We are witnessing a growing urgency about measuring things that were not measured numerically in the past.  Albert Einstein had a favorite quote, "Not everything that counts can be counted and not everything that can be counted, counts.”  

The theme of Math Awareness Month merits thoughtful reflection.  The data deluge the math organizations are concerned about is real. Most people don’t have the time or sophistication to determine if a statistic is revealing truth or obfuscating it.  Accumulating data should not become an end in itself and collecting data should not be allowed to disrupt the real work of education.  

Tuesday, April 3, 2012

Health Insurance - Rochester Area School Health Plan (RASHP)

Health insurance is a difficult issue for our nation.  Depending on your perspective you may be a person trying to secure and pay for health insurance, a patient in immediate need of insurance coverage, an employer feeling the pinch of the cost of insurance, a doctor trying to negotiate overwhelming paperwork, or the US Supreme Court trying to make sense of conflicting arguments for how insurance should be obtained and provided. You may have one or even several opinions about how health care issues should be dealt with. 

But even though the major questions regarding health insurance availability, cost, and coverage are national in scope, local organizations don’t have to be passive about dealing with them.

Most school districts in Monroe County participate in a variety of cooperative self-insurance plans that enable employers to reduce insurance costs without reducing coverage.  By coming together in a group, districts can better control the risks associated with a self-insurance plan. 

Particularly notable among the local self-insurance programs is the Rochester Area School Health Plan (RASHP).  Although it took several years for RASHP to become the main source of health insurance for school employees, the effort to establish and build this cooperative has been very worthwhile.  Since 2009, RASHP has saved the school districts over $361 million (yes, million) compared to what they would have had to pay had they remained on the community rated plan.  By enabling districts to help contain the rising cost of health insurance, this cooperative has had a direct and positive effect on district budgets.
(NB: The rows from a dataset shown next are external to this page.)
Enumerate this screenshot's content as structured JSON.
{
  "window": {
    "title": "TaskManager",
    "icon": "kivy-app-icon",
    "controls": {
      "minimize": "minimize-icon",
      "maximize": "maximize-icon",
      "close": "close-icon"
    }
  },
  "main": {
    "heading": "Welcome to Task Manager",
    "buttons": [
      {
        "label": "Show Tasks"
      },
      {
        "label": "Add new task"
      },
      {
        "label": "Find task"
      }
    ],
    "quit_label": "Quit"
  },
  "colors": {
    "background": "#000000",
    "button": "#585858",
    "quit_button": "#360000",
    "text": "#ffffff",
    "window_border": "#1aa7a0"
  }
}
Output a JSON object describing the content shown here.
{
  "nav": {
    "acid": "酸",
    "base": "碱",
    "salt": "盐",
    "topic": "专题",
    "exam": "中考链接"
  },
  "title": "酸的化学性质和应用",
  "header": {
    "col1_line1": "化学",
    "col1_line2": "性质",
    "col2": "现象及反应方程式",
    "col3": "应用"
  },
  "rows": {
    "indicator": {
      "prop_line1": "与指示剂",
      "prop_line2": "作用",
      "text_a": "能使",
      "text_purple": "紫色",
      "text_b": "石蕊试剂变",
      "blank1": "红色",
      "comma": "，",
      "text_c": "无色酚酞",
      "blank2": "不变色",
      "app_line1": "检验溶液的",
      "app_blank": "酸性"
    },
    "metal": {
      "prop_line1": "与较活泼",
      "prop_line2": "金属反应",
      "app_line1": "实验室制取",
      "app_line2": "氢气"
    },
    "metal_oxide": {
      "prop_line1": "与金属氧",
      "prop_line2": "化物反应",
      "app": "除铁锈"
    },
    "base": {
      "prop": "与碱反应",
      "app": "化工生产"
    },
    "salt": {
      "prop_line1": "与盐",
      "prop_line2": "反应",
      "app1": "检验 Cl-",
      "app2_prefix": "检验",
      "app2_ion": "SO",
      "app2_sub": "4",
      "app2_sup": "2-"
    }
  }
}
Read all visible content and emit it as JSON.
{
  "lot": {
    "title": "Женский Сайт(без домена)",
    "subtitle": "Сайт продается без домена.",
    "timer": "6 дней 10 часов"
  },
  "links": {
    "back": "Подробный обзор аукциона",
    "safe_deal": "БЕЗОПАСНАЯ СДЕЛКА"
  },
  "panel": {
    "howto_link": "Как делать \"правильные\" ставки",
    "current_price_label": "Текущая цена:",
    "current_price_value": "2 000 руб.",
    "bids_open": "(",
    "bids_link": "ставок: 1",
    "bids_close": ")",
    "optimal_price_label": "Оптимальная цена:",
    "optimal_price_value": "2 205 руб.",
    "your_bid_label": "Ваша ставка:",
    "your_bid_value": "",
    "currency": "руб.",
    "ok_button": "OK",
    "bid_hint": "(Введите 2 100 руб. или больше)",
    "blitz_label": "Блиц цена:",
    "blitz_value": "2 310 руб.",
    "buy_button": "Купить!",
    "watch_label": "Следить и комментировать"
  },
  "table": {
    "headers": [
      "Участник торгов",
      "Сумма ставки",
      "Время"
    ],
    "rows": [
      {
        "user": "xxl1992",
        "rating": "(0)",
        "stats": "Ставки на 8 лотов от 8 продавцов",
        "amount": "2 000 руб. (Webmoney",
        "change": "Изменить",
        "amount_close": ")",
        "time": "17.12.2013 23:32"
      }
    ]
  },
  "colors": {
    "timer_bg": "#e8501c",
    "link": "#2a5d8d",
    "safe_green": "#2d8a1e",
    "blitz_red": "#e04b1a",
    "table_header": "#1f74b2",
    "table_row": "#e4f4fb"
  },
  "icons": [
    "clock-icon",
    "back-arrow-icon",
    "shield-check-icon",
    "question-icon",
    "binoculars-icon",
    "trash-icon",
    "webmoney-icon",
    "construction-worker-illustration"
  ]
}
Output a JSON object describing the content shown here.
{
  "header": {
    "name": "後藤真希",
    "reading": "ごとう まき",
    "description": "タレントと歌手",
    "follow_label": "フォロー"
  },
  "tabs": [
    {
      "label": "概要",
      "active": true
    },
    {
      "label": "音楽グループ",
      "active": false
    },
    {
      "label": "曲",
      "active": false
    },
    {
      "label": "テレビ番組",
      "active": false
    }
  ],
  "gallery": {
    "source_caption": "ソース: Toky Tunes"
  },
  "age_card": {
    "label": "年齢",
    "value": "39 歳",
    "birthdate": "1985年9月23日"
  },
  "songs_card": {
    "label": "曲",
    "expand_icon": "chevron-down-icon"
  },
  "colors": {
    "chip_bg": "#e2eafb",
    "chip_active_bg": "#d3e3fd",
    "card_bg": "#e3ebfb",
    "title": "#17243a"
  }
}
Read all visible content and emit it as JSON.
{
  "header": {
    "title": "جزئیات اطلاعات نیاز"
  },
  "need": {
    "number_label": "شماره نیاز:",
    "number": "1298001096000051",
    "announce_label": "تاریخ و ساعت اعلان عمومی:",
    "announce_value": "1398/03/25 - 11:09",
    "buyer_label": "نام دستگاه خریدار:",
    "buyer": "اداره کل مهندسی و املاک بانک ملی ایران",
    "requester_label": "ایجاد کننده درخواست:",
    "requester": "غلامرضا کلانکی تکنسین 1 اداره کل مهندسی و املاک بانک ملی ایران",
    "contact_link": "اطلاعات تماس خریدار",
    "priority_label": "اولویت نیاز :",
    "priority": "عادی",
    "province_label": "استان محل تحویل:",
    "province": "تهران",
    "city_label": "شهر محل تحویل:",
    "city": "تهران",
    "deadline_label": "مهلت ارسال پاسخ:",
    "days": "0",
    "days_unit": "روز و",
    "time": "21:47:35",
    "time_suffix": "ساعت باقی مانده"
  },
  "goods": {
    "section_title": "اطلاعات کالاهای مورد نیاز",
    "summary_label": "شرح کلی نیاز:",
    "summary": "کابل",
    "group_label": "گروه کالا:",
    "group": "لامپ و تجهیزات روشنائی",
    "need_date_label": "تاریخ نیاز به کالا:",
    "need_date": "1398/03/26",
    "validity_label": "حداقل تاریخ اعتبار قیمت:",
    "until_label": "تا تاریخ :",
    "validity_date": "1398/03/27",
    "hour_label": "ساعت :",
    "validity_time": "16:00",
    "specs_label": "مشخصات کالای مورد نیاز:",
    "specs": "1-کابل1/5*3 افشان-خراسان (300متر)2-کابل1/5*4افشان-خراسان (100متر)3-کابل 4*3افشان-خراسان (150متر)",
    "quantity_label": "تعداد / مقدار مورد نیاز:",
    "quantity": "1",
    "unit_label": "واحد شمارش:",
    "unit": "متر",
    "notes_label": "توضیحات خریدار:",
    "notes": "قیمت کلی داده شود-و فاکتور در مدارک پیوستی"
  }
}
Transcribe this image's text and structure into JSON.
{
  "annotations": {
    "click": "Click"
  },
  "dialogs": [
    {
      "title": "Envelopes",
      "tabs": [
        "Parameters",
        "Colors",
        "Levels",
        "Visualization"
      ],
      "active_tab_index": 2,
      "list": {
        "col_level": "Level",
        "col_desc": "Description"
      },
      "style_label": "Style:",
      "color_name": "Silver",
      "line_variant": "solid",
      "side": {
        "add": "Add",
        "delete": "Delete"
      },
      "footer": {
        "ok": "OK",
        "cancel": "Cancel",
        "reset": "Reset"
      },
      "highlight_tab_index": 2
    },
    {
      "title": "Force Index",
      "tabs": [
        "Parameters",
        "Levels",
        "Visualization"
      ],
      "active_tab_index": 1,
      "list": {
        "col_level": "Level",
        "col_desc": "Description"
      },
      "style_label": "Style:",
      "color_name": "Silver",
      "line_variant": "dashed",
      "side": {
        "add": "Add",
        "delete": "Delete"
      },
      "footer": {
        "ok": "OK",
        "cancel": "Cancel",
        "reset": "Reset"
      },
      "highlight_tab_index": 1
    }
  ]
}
Information on the several local school district self-insurance plans can be found on page 30 of The Best for Less at